This weekend one backpack bee packed up and headed to the Changwon’s Jinhae Gunhang Je (known as the Cherry Blossom Festival) with friends (Mr. B was under the weather). We took a private bus trip departing in Dongducheon at 6AM to Changwon. Our guide joking stated the best comparison she could provide distance wise is like when you are in the states heading through the four southern states to get to Miami Florida. The trip down was about 5 ½ hours South including three rest/ stretch stops along the way.

We enjoyed the bus ride and traffic was fantastic right up until we were nearing the festival location. Our friends packed food for an army so of course we munched on snacks, talked, relaxed to tunes, and munched more. We celebrated Hectors birthday with a cake, candle blowing, and song, along with an anniversary.

Changwon’s cherry blossom festival is the oldest known festival beginning in the year 1952 and is held annually April 1st to April 10th. This year marked the 49th year of the festival celebration! The town is best known as the world’s largest number of flowering beotkkot namu (cherry trees). The festival commemorates Korea’s famous naval hero, Admiral Yi Sun Shin. Closer smaller celebrations near Dongducheon will take place around Seoul later in the month when the blossoms start to open.

Last year over 2 million tourists came from all over the world to attend and walk along the beautifully tree-lined streets and take in the picturesque mountain views. At some points when the wind would blow it would look as if it was raining pink petals. Words really cannot express just how beautiful the sights were.

I snapped as many pictures to try to capture what the town and festival looked like to share with all of our bloggers. In the pictures you will notice that a new friend Mary and I tried beondaegi, or known as boiled silkworm larve. Yes, ewww! Ha-ha! It was something I said I was going to try and blog about once I had done so. The taste I can’t even put in words. It is definitely something that I have gotten out of my system and do not feel the need to try again….well until I make my way to Taiwan where I hear they are actually pretty tasty.

I snapped a few pictures of the various food vendors to include the little beans that one vendor was selling. Suk grabbed the sampling plate and told our group to try them out that they were very good. Surprisingly I really thought they were good! Suke went on to tell us that these beans were a local thing that the area prided themselves on. The beans are said to provide your body with a cancer fighting preventative factor.
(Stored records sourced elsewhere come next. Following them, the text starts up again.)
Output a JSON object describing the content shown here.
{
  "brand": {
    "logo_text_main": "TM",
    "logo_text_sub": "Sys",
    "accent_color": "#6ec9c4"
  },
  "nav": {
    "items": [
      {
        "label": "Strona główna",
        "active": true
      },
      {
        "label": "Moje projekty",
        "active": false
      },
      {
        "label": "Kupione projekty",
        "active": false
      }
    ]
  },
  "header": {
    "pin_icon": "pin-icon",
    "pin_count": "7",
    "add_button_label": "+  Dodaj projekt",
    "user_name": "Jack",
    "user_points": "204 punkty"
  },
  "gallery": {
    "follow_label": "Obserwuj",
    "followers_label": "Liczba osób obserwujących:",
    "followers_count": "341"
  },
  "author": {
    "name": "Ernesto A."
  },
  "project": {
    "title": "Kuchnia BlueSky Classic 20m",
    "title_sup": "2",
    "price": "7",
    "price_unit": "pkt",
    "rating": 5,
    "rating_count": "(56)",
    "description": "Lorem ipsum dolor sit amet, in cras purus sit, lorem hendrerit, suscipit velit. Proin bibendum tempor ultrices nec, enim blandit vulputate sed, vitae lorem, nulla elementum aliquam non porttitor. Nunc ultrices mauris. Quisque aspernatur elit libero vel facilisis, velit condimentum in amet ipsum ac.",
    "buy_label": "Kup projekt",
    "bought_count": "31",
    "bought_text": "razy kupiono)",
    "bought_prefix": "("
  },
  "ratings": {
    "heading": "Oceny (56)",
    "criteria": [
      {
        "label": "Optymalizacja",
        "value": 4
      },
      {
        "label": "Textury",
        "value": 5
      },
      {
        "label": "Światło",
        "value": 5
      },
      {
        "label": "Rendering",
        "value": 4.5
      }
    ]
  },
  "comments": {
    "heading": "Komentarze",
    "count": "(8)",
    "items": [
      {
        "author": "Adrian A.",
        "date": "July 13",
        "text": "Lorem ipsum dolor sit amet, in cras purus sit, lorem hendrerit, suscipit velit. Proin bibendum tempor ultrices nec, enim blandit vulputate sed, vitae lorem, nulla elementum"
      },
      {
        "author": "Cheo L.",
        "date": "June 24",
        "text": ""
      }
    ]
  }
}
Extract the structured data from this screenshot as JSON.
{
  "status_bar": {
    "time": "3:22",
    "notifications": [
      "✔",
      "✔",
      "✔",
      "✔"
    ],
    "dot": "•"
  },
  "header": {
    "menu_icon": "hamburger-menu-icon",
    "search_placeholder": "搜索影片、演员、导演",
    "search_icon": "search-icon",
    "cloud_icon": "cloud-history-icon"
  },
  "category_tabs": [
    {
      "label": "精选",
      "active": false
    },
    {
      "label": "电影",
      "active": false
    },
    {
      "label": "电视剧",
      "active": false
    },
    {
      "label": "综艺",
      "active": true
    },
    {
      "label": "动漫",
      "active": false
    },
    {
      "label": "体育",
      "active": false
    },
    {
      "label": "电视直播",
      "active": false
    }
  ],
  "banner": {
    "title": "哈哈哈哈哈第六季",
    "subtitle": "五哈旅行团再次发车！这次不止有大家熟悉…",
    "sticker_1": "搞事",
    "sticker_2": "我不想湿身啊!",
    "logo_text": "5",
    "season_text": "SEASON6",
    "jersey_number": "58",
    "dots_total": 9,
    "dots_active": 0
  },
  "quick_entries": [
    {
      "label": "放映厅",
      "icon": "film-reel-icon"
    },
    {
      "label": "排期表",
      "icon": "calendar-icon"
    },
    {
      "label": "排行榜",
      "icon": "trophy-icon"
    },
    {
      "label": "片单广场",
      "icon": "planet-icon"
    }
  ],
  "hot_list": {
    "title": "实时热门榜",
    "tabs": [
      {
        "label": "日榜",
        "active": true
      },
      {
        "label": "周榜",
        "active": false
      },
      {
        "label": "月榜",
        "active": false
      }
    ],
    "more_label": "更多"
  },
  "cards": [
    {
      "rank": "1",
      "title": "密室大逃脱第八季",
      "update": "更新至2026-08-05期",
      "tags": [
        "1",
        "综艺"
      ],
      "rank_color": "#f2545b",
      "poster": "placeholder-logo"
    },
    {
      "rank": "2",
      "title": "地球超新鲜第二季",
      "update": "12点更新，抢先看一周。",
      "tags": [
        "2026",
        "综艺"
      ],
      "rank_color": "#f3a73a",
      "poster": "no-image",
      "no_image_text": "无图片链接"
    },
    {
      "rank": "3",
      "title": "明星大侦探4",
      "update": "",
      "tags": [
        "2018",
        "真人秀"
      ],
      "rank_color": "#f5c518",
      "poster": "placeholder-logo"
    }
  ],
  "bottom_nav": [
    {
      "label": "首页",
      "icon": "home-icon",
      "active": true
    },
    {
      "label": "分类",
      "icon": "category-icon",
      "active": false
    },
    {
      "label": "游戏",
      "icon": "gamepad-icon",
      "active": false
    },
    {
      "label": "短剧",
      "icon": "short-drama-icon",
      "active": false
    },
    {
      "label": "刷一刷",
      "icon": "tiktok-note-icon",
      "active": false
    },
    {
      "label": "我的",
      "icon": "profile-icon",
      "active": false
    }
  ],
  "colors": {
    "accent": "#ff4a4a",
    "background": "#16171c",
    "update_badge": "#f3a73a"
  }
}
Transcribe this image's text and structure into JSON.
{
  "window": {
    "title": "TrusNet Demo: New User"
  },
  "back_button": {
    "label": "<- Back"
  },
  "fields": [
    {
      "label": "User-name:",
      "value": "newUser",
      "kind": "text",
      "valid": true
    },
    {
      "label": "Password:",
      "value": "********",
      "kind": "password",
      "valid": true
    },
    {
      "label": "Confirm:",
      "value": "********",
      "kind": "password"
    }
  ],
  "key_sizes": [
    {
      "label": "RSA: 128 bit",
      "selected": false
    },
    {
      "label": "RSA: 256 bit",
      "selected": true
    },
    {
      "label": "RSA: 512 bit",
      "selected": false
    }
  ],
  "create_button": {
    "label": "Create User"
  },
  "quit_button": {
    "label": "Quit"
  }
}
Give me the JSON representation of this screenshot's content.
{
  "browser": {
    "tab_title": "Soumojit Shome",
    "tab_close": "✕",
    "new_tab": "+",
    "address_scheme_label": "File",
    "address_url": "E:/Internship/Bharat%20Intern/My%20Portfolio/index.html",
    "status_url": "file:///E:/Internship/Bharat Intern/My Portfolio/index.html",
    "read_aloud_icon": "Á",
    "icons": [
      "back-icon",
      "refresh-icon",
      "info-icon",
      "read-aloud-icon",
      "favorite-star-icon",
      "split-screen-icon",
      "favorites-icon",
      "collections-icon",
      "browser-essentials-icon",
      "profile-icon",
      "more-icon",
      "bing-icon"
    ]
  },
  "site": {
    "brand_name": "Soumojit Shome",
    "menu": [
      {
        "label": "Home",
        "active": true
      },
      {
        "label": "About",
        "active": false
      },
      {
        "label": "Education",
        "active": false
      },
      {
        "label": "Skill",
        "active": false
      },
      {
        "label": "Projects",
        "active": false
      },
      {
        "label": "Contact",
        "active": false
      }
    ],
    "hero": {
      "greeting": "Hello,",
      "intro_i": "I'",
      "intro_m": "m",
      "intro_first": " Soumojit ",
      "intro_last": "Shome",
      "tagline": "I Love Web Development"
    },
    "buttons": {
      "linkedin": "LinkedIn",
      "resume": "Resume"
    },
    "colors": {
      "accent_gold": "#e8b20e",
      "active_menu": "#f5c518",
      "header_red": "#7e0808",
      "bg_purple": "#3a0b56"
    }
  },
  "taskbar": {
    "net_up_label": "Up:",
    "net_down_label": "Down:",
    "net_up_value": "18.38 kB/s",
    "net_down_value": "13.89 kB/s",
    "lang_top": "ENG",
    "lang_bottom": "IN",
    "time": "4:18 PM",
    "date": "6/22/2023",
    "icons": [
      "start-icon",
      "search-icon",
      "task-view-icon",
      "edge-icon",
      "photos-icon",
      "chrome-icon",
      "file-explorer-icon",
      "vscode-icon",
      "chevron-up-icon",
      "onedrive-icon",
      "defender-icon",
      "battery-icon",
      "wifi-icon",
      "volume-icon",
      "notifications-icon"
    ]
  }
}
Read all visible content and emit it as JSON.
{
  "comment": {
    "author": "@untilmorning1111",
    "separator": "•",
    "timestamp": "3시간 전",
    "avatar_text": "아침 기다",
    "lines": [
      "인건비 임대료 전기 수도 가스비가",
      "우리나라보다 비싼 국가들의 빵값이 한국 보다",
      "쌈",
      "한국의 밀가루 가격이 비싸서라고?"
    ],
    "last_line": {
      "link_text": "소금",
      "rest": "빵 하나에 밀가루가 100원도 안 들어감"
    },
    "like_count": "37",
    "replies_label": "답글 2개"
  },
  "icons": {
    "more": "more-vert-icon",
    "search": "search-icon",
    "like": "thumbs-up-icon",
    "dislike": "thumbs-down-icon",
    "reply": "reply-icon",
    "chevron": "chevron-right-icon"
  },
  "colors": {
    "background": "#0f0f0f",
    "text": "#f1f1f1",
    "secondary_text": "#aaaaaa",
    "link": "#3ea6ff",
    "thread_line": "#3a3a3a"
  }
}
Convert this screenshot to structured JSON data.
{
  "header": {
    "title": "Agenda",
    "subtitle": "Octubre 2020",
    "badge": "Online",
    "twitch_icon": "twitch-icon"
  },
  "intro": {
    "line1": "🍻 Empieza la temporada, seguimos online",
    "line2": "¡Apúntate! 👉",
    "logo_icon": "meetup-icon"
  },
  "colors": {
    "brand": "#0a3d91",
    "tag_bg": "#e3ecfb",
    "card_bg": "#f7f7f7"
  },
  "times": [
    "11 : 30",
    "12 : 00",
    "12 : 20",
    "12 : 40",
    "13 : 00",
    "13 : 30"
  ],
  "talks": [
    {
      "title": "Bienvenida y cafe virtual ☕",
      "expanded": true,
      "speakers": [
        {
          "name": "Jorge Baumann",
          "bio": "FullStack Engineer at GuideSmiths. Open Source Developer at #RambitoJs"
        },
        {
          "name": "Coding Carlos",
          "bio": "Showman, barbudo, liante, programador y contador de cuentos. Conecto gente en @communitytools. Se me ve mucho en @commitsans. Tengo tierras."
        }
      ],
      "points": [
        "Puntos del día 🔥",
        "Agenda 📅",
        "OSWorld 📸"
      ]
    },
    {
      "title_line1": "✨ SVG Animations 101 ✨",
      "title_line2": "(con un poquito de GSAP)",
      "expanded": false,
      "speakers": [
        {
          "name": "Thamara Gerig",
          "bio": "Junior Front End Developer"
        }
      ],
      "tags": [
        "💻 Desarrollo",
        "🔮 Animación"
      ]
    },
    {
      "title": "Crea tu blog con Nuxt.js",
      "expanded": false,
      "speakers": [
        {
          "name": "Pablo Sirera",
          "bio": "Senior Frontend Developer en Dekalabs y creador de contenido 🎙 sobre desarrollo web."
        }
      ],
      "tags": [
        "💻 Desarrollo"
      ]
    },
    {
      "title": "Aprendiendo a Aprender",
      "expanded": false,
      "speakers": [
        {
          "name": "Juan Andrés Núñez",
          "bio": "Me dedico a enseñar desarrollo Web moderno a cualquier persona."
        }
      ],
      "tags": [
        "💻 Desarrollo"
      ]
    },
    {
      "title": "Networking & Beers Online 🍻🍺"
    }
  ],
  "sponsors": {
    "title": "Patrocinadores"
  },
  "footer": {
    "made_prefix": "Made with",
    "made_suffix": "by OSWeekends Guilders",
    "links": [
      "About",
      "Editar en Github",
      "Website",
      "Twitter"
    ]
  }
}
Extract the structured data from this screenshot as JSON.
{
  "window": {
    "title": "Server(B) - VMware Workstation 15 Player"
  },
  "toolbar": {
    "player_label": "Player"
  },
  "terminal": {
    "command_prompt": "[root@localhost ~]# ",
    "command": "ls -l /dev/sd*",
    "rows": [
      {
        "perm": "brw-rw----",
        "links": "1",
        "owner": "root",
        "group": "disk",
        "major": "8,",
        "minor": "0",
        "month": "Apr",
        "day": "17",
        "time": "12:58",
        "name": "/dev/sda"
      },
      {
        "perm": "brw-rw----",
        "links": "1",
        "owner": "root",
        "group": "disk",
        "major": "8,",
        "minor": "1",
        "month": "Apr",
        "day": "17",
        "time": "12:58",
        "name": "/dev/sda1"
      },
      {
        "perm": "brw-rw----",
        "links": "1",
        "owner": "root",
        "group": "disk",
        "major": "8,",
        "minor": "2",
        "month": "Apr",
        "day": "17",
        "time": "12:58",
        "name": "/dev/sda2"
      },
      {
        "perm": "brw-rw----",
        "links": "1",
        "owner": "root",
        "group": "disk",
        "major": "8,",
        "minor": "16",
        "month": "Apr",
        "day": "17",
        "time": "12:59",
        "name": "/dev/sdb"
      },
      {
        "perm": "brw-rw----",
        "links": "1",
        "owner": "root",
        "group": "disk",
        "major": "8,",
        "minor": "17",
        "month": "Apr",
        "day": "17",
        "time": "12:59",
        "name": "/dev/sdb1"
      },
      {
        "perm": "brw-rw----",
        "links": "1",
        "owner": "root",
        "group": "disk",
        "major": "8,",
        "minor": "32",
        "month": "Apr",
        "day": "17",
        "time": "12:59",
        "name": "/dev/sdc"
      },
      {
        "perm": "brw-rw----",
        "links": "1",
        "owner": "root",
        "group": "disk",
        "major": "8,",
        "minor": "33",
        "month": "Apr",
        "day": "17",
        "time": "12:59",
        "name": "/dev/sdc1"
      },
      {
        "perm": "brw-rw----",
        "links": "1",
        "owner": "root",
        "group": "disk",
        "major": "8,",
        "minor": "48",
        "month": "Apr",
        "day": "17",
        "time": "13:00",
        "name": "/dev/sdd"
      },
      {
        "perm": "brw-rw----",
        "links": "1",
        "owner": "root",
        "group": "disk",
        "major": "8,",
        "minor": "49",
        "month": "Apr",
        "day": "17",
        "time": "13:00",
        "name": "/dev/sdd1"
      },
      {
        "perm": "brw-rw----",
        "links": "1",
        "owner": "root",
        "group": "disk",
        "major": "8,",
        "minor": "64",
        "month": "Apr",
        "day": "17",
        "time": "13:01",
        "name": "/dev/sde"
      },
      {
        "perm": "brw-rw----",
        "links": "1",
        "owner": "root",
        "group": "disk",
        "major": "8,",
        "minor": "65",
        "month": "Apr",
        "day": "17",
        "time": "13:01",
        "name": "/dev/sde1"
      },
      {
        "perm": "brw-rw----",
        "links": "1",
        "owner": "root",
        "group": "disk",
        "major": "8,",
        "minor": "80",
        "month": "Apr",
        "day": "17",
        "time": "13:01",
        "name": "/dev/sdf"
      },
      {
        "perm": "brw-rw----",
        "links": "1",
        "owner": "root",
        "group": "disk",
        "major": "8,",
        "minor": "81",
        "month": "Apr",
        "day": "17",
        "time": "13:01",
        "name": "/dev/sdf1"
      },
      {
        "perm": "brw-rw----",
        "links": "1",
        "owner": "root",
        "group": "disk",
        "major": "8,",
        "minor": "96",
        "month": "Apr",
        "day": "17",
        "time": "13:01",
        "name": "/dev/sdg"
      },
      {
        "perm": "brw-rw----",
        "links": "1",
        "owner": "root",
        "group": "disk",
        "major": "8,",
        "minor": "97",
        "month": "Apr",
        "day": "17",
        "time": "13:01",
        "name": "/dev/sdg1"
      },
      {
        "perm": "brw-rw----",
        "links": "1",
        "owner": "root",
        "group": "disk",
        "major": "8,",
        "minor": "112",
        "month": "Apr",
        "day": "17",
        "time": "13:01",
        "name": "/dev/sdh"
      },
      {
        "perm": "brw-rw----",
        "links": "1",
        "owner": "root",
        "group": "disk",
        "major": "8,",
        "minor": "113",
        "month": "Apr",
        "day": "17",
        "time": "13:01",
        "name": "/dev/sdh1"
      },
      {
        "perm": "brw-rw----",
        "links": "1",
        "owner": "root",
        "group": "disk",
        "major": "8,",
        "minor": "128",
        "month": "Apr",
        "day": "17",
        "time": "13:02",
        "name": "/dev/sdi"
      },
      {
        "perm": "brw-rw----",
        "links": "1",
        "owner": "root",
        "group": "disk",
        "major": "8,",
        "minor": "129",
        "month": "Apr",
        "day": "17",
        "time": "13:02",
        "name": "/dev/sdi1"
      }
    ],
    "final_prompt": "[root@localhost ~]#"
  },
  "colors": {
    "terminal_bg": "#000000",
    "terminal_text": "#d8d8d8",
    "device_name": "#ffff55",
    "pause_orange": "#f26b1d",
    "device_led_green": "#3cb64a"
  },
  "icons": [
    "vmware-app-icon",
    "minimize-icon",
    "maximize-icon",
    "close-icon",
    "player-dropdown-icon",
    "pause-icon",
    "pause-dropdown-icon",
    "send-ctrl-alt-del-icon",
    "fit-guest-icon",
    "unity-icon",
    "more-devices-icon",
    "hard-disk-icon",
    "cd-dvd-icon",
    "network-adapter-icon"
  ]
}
Next year if we go back I will definitely purchase a box or so because they were so yummy!

Okay, enough rambling! Go check out the pictures!